Assistant Secretary of State Kimberly Breier says China’s growing influence in region is ‘eroding good governance and challenging state security.’
A Senior US diplomat has accused China of enabling corruption and undermining national security and the sovereignty of countries across Latin America.
Kimberly Breier, Assistant Secretary of State for Western Hemisphere affairs at the US State Department, told an Americas Society event in Washington that China failed to meet the America’s standards for transparency, anti-corruption and debt sustainability.
“In Latin America and the Caribbean, we have seen that China too often departs from these international standards, and when it does, its opaque practices enable corruption, erode good governance, and challenge state sovereignty,” said Breier, according to a speech transcript released by the organiser of the event on Monday.
However, Breier acknowledged that China was able to “play by international standards”, saying: “Not every Chinese investment project is malign or comes at the expense of your sovereignty.”
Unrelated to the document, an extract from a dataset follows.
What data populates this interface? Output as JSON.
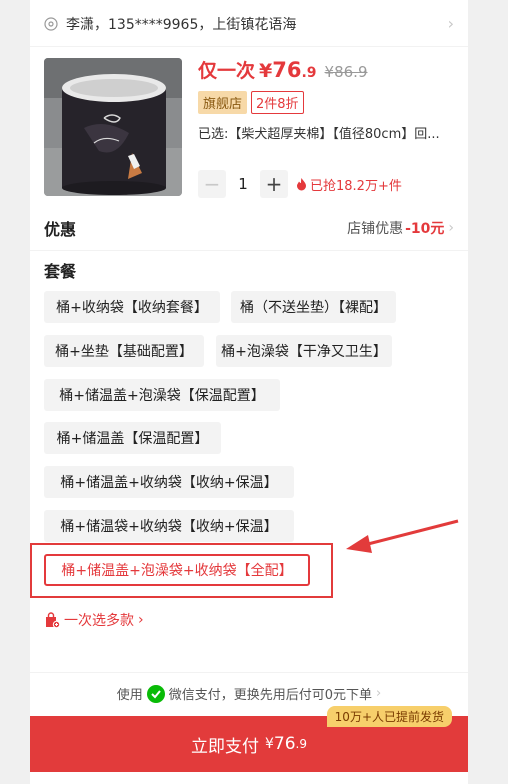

Brier was speaking following the second Belt and Road Forum in Beijing last week, where China attempted to address concerns that participants were at risk of a “debt trap”.
President Xi Jinping promised during the forum that belt and road infrastructure projects would be carried out according to internationally accepted rules, standards and best practices.
“We must adhere to the concept of openness, greenness, and cleanliness,” Xi told delegates. “Operate in the sun and fight corruption together with zero tolerance.”
Although Latin America is outside the main geographical area covered by the Belt and Road Initiative, a number of governments in the region have expressed interest in the scheme.
Chilean President Sebastián Piñera attended the forum in Beijing last week, while Panama’s President Juan Carlos Varela said during a visit to Hong Kong earlier this month the saw “big opportunities” in the initiative.
But the US, which did not send a high-level representative to the forum, has become increasingly wary about the expansion of Chinese investments and influence in Latin America.
Breier said “the government of China, and Chinese firms, have engaged in behaviour in the hemisphere that undermines the sovereignty and national security of both the United States and democratic partners throughout the Americas”.
She singled out the example of the Coca Codo Sinclair dam in Ecuador, a hydroelectric project funded by a loan from Chinese Export-Import Bank that amounts to US$1.7 billion with interest payments of US$125 million a year, according to a New York Times report last December.
Ecuador repays its debt to China by providing oil “at a discount”, which meant by 2018 that China kept 80 per cent of oil produced in the country, the report said.
“Nearly every top Ecuadorean official involved in the dam’s construction either is imprisoned or the Ecuadorean courts have sentenced them on bribery charges,” Breier claimed, “Ecuador is now looking for assistance to pay off or buy out the Chinese debt.
“We hope others look to this example, to fight corruption and impunity.”
Brier also warned that Beijing uses “debt diplomacy to create dependencies”, which “will eventually constitute very real leverage over governments and societies and could pose a challenge to state sovereignty”.
She also accused China of potentially comprising other countries’ data security – a warning that reflects heightened US concerns about the activities of the Chinese tech giant Huawei.
Citing China’s national intelligence law that “compels any Chinese company to cooperate with China’s intelligence services”, Breier said that “this means that any data transiting through China or processed by a Chinese company is potentially available to the Chinese government, by law, with total secrecy and no legal limitations on its collection or subsequent use.
“Citizens living in democracies in the western hemisphere could potentially have their entire digital identity under the control and surveillance of an authoritarian government.”